- _What the exercise asks_: Please report every line from the material that contains the word "comment".

---------------

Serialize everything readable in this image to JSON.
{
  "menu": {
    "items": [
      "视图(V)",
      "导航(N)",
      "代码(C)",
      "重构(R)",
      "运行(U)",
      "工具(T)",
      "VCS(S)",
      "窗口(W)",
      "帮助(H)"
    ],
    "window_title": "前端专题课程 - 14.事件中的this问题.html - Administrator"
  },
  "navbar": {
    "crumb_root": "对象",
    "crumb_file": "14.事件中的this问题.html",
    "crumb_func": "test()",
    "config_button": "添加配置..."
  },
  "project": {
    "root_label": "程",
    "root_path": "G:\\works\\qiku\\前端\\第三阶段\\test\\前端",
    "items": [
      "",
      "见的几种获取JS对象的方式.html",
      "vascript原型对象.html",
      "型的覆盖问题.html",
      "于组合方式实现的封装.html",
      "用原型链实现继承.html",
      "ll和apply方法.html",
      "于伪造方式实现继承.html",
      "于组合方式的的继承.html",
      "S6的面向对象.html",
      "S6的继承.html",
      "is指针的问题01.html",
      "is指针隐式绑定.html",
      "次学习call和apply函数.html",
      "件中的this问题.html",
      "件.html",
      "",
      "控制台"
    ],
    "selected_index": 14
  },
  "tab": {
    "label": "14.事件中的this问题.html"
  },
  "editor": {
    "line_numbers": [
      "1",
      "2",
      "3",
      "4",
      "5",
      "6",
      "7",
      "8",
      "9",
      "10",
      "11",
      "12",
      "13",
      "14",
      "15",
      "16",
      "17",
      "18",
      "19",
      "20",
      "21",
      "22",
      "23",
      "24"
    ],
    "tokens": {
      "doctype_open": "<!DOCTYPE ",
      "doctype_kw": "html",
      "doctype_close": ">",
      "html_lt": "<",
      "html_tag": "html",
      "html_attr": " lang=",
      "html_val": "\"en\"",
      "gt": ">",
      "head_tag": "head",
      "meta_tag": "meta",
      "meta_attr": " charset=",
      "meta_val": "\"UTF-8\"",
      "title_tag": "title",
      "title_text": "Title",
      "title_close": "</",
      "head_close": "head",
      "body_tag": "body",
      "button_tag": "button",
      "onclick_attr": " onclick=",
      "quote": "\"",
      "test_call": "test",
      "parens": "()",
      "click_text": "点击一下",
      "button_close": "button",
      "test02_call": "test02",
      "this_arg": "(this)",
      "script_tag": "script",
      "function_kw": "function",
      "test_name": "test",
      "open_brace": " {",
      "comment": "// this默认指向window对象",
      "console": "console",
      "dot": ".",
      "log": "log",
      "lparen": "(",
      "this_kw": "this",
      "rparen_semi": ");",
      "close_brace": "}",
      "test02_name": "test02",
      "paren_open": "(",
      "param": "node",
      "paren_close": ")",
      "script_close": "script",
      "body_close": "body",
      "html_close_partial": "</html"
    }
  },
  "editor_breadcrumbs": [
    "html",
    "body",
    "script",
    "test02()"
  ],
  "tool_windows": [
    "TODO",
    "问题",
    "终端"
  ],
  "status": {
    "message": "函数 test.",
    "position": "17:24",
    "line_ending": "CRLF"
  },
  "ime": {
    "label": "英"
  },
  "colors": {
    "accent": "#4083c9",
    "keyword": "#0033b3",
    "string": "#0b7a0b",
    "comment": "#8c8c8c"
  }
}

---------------

- _Result_:
      "comment": "// this默认指向window对象",
    "comment": "#8c8c8c"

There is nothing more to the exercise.